  • Traveling Sonographer – Interview with Dave Felix, traveling sonographer and owner of SonoTemps
  • Author of Sonographers Blog – Tom Whelan, a true pioneer in the field, in this two-part interview
  • The Heart of It – Stephanie Eisler, RDMS, asks “Can you find a way to be there for the patient in their time of need?”
Ultrasound Physics: How To Master The Challenging Concepts

Ultrasound Physics: How To Master The Challenging Concepts

Candice Sellers, B.S., RDMS – Contributor Students attending ultrasound school consistently report that ultrasound physics is one of the most difficult courses in their program. It’s a required course and one that is important to master.

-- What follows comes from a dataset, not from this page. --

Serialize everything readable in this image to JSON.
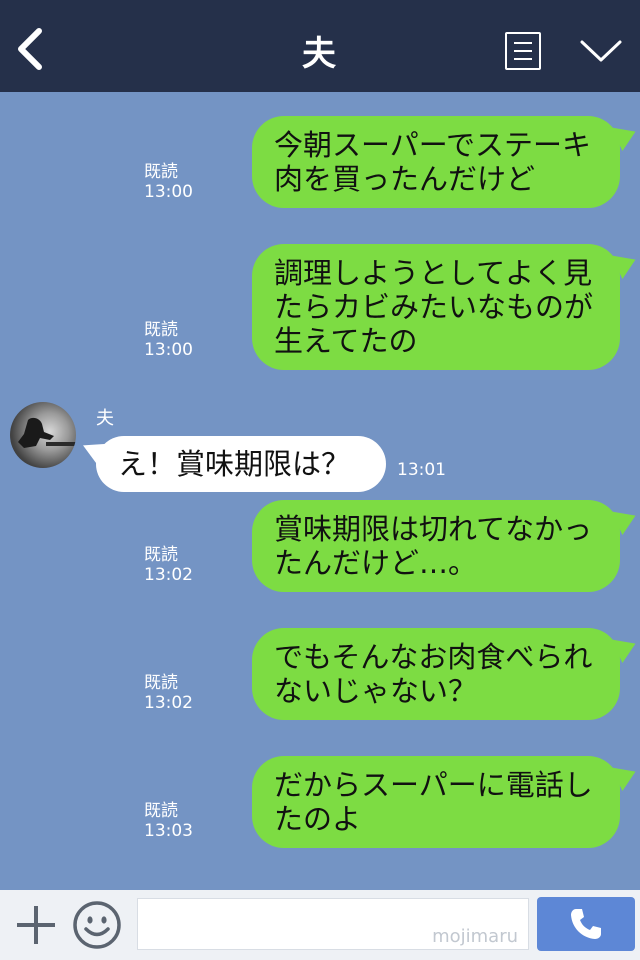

Below you will find study tips and tools available to students to help them focus and hone in on How I Mastered Ultrasound Physics

Tips For Avoiding Musculoskeletal Injuries in Sonographers

Tips For Avoiding Musculoskeletal Injuries in Sonographers

By Adrienne Hardy, RDMS (Ab, Ob/Gyn) – Contributor According to the SDMS, 90% of sonographers will sustain a work related musculoskeletal disorder; 20% will have a career ended because of the injury. With numbers this high it seems like it’s an inescapable truth that you must scan in pain or get injured at some point, Most Common Injuries in Sonographers

Surviving and Thriving in Sonography School

Surviving and Thriving in Sonography School

By Adrienne Hardy, RDMS (Ab, Ob/Gyn) – Contributor As I sat in my entrance interview for sonography school the professors spattered me with questions: “Do you have enough savings? What is your home like? How do you manage your time? Do you have someone who cares about your success and will support you in hard Surviving and Thriving in Sonography School

Interview with Sonographer Carlos Reveles, RDMS

Interview with Sonographer Carlos Reveles, RDMS

We recently had the pleasure of speaking with Carlos Reveles, a high risk Ob/Gyn sonographer.  In this interview, Carlos shares with us what led to him being recently recognized as a standout sonographer by his employer, and what it’s like being a male in a traditionally female field.  Welcome Carlos! Hello my Name is Carlos Explore Carlos’s Sonography Journey

Passing the Sonography Principles and Instrumentation Exam

Tips on Passing the SPI

Adrienne Hardy, RDMS (Ab, Ob/Gyn) – Contributor I clicked submit on the SPI physics exam and ran out the the room. The test proctor handed me a piece of paper with a huge scared looking picture of myself taken before the exam, my ARDMS number and the results of my SPI examination. My hand shook as Passing the Sonography Principles and Instrumentation Exam

Stressed Sonography Student

How To Manage The Stress of Ultrasound School

Candice Sellers, B.S., RDMS – Contributor The Ultrasound School Experience Ultrasound school is a very exciting and rewarding experience. The excitement of finally reaching your goal of getting accepted into an accredited ultrasound program is certainly a tremendous milestone! However, there will be moments of frustration and stress that will occur during your journey in How I Managed Stress While in My Sonography Program